### WHAT THE TASK ASKS
Write the data out again so that it matches word for word.

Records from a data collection

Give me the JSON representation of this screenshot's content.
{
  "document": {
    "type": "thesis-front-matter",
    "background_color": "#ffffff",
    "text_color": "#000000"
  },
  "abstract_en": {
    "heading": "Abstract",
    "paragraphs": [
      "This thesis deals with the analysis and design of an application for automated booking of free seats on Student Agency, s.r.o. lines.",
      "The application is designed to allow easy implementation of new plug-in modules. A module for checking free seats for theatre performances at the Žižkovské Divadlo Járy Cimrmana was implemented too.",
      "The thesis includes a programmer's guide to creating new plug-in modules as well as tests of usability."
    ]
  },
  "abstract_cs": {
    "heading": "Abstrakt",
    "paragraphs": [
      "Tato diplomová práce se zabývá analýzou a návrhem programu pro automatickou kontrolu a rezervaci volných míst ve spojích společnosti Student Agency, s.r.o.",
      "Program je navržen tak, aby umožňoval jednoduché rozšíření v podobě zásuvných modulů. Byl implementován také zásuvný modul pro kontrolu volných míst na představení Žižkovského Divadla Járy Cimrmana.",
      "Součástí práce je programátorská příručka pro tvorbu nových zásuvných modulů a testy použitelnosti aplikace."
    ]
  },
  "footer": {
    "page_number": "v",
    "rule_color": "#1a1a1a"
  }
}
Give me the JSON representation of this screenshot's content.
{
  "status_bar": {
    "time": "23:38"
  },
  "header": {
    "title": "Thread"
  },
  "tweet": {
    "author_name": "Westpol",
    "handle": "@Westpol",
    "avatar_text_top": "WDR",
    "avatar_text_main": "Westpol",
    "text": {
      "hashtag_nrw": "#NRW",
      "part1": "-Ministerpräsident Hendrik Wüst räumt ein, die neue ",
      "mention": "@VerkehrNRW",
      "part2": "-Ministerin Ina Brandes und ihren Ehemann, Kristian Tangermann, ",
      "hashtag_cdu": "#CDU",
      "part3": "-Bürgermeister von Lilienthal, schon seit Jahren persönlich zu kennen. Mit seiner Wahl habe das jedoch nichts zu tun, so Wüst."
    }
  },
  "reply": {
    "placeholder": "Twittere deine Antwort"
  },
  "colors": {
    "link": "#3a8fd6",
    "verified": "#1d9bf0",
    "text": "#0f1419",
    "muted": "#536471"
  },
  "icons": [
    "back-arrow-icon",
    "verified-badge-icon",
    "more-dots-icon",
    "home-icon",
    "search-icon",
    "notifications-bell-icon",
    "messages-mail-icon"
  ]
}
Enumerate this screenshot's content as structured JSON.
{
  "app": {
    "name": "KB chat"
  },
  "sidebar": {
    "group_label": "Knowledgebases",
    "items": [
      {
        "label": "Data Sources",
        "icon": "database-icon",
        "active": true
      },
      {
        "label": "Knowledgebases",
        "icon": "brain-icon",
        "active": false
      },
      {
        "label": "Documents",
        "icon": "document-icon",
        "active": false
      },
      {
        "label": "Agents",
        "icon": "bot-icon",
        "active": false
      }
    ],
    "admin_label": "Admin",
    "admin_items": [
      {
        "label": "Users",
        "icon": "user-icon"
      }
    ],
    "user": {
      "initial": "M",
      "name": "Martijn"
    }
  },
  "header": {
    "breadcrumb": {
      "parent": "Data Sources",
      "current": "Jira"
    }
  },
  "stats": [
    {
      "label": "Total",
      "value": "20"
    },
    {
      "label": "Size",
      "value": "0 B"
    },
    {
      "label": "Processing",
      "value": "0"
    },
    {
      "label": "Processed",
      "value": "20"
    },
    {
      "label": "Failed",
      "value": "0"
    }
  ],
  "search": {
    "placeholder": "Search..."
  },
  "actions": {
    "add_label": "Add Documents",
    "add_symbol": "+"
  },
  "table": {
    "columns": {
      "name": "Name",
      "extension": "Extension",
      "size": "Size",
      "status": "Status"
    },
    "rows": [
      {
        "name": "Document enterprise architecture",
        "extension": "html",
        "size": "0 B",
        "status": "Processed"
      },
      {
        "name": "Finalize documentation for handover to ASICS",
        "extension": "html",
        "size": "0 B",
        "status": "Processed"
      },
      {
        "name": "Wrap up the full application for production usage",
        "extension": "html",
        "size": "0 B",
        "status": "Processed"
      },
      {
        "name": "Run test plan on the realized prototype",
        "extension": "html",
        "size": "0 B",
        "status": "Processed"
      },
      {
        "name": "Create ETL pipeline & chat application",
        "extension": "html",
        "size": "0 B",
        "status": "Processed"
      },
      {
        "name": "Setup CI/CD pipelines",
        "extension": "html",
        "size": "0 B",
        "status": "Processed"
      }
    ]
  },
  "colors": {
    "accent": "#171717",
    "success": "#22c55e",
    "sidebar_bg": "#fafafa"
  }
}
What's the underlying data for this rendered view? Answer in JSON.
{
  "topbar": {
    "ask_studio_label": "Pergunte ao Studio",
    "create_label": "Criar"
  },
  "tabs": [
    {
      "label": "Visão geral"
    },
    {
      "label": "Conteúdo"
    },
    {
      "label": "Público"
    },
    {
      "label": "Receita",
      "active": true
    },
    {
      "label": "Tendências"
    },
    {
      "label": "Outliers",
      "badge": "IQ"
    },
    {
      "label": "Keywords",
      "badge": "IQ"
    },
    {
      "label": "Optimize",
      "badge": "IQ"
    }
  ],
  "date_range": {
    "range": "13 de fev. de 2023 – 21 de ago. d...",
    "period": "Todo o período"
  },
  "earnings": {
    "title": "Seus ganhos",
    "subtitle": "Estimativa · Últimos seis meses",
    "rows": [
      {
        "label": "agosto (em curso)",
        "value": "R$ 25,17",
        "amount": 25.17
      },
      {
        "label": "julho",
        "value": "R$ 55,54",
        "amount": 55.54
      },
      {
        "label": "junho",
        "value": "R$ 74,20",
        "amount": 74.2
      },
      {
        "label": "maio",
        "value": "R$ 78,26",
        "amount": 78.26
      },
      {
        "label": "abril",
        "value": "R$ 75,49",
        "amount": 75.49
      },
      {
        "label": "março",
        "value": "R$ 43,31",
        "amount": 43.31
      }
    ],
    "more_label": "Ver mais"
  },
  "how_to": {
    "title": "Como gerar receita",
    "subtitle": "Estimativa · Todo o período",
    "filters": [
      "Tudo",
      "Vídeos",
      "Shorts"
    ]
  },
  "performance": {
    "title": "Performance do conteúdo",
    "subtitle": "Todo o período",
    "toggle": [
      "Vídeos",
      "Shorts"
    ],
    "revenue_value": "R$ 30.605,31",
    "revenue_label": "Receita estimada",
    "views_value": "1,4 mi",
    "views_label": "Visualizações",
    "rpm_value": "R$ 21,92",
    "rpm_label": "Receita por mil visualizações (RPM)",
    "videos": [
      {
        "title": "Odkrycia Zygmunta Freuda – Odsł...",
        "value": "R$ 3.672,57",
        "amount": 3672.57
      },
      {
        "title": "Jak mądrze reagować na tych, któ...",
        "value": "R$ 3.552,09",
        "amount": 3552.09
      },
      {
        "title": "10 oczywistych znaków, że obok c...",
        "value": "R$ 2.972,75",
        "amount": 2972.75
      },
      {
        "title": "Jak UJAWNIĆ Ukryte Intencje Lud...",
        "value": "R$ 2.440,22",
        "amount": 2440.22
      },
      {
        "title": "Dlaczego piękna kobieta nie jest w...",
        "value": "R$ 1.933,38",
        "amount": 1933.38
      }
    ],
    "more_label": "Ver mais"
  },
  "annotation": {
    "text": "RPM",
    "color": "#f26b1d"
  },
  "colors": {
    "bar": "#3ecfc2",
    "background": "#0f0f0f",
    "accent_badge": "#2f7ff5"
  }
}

### YOUR RESPONSE
Give me the JSON representation of this screenshot's content.
{
  "document": {
    "type": "thesis-front-matter",
    "background_color": "#ffffff",
    "text_color": "#000000"
  },
  "abstract_en": {
    "heading": "Abstract",
    "paragraphs": [
      "This thesis deals with the analysis and design of an application for automated booking of free seats on Student Agency, s.r.o. lines.",
      "The application is designed to allow easy implementation of new plug-in modules. A module for checking free seats for theatre performances at the Žižkovské Divadlo Járy Cimrmana was implemented too.",
      "The thesis includes a programmer's guide to creating new plug-in modules as well as tests of usability."
    ]
  },
  "abstract_cs": {
    "heading": "Abstrakt",
    "paragraphs": [
      "Tato diplomová práce se zabývá analýzou a návrhem programu pro automatickou kontrolu a rezervaci volných míst ve spojích společnosti Student Agency, s.r.o.",
      "Program je navržen tak, aby umožňoval jednoduché rozšíření v podobě zásuvných modulů. Byl implementován také zásuvný modul pro kontrolu volných míst na představení Žižkovského Divadla Járy Cimrmana.",
      "Součástí práce je programátorská příručka pro tvorbu nových zásuvných modulů a testy použitelnosti aplikace."
    ]
  },
  "footer": {
    "page_number": "v",
    "rule_color": "#1a1a1a"
  }
}
Give me the JSON representation of this screenshot's content.
{
  "status_bar": {
    "time": "23:38"
  },
  "header": {
    "title": "Thread"
  },
  "tweet": {
    "author_name": "Westpol",
    "handle": "@Westpol",
    "avatar_text_top": "WDR",
    "avatar_text_main": "Westpol",
    "text": {
      "hashtag_nrw": "#NRW",
      "part1": "-Ministerpräsident Hendrik Wüst räumt ein, die neue ",
      "mention": "@VerkehrNRW",
      "part2": "-Ministerin Ina Brandes und ihren Ehemann, Kristian Tangermann, ",
      "hashtag_cdu": "#CDU",
      "part3": "-Bürgermeister von Lilienthal, schon seit Jahren persönlich zu kennen. Mit seiner Wahl habe das jedoch nichts zu tun, so Wüst."
    }
  },
  "reply": {
    "placeholder": "Twittere deine Antwort"
  },
  "colors": {
    "link": "#3a8fd6",
    "verified": "#1d9bf0",
    "text": "#0f1419",
    "muted": "#536471"
  },
  "icons": [
    "back-arrow-icon",
    "verified-badge-icon",
    "more-dots-icon",
    "home-icon",
    "search-icon",
    "notifications-bell-icon",
    "messages-mail-icon"
  ]
}
Enumerate this screenshot's content as structured JSON.
{
  "app": {
    "name": "KB chat"
  },
  "sidebar": {
    "group_label": "Knowledgebases",
    "items": [
      {
        "label": "Data Sources",
        "icon": "database-icon",
        "active": true
      },
      {
        "label": "Knowledgebases",
        "icon": "brain-icon",
        "active": false
      },
      {
        "label": "Documents",
        "icon": "document-icon",
        "active": false
      },
      {
        "label": "Agents",
        "icon": "bot-icon",
        "active": false
      }
    ],
    "admin_label": "Admin",
    "admin_items": [
      {
        "label": "Users",
        "icon": "user-icon"
      }
    ],
    "user": {
      "initial": "M",
      "name": "Martijn"
    }
  },
  "header": {
    "breadcrumb": {
      "parent": "Data Sources",
      "current": "Jira"
    }
  },
  "stats": [
    {
      "label": "Total",
      "value": "20"
    },
    {
      "label": "Size",
      "value": "0 B"
    },
    {
      "label": "Processing",
      "value": "0"
    },
    {
      "label": "Processed",
      "value": "20"
    },
    {
      "label": "Failed",
      "value": "0"
    }
  ],
  "search": {
    "placeholder": "Search..."
  },
  "actions": {
    "add_label": "Add Documents",
    "add_symbol": "+"
  },
  "table": {
    "columns": {
      "name": "Name",
      "extension": "Extension",
      "size": "Size",
      "status": "Status"
    },
    "rows": [
      {
        "name": "Document enterprise architecture",
        "extension": "html",
        "size": "0 B",
        "status": "Processed"
      },
      {
        "name": "Finalize documentation for handover to ASICS",
        "extension": "html",
        "size": "0 B",
        "status": "Processed"
      },
      {
        "name": "Wrap up the full application for production usage",
        "extension": "html",
        "size": "0 B",
        "status": "Processed"
      },
      {
        "name": "Run test plan on the realized prototype",
        "extension": "html",
        "size": "0 B",
        "status": "Processed"
      },
      {
        "name": "Create ETL pipeline & chat application",
        "extension": "html",
        "size": "0 B",
        "status": "Processed"
      },
      {
        "name": "Setup CI/CD pipelines",
        "extension": "html",
        "size": "0 B",
        "status": "Processed"
      }
    ]
  },
  "colors": {
    "accent": "#171717",
    "success": "#22c55e",
    "sidebar_bg": "#fafafa"
  }
}
What's the underlying data for this rendered view? Answer in JSON.
{
  "topbar": {
    "ask_studio_label": "Pergunte ao Studio",
    "create_label": "Criar"
  },
  "tabs": [
    {
      "label": "Visão geral"
    },
    {
      "label": "Conteúdo"
    },
    {
      "label": "Público"
    },
    {
      "label": "Receita",
      "active": true
    },
    {
      "label": "Tendências"
    },
    {
      "label": "Outliers",
      "badge": "IQ"
    },
    {
      "label": "Keywords",
      "badge": "IQ"
    },
    {
      "label": "Optimize",
      "badge": "IQ"
    }
  ],
  "date_range": {
    "range": "13 de fev. de 2023 – 21 de ago. d...",
    "period": "Todo o período"
  },
  "earnings": {
    "title": "Seus ganhos",
    "subtitle": "Estimativa · Últimos seis meses",
    "rows": [
      {
        "label": "agosto (em curso)",
        "value": "R$ 25,17",
        "amount": 25.17
      },
      {
        "label": "julho",
        "value": "R$ 55,54",
        "amount": 55.54
      },
      {
        "label": "junho",
        "value": "R$ 74,20",
        "amount": 74.2
      },
      {
        "label": "maio",
        "value": "R$ 78,26",
        "amount": 78.26
      },
      {
        "label": "abril",
        "value": "R$ 75,49",
        "amount": 75.49
      },
      {
        "label": "março",
        "value": "R$ 43,31",
        "amount": 43.31
      }
    ],
    "more_label": "Ver mais"
  },
  "how_to": {
    "title": "Como gerar receita",
    "subtitle": "Estimativa · Todo o período",
    "filters": [
      "Tudo",
      "Vídeos",
      "Shorts"
    ]
  },
  "performance": {
    "title": "Performance do conteúdo",
    "subtitle": "Todo o período",
    "toggle": [
      "Vídeos",
      "Shorts"
    ],
    "revenue_value": "R$ 30.605,31",
    "revenue_label": "Receita estimada",
    "views_value": "1,4 mi",
    "views_label": "Visualizações",
    "rpm_value": "R$ 21,92",
    "rpm_label": "Receita por mil visualizações (RPM)",
    "videos": [
      {
        "title": "Odkrycia Zygmunta Freuda – Odsł...",
        "value": "R$ 3.672,57",
        "amount": 3672.57
      },
      {
        "title": "Jak mądrze reagować na tych, któ...",
        "value": "R$ 3.552,09",
        "amount": 3552.09
      },
      {
        "title": "10 oczywistych znaków, że obok c...",
        "value": "R$ 2.972,75",
        "amount": 2972.75
      },
      {
        "title": "Jak UJAWNIĆ Ukryte Intencje Lud...",
        "value": "R$ 2.440,22",
        "amount": 2440.22
      },
      {
        "title": "Dlaczego piękna kobieta nie jest w...",
        "value": "R$ 1.933,38",
        "amount": 1933.38
      }
    ],
    "more_label": "Ver mais"
  },
  "annotation": {
    "text": "RPM",
    "color": "#f26b1d"
  },
  "colors": {
    "bar": "#3ecfc2",
    "background": "#0f0f0f",
    "accent_badge": "#2f7ff5"
  }
}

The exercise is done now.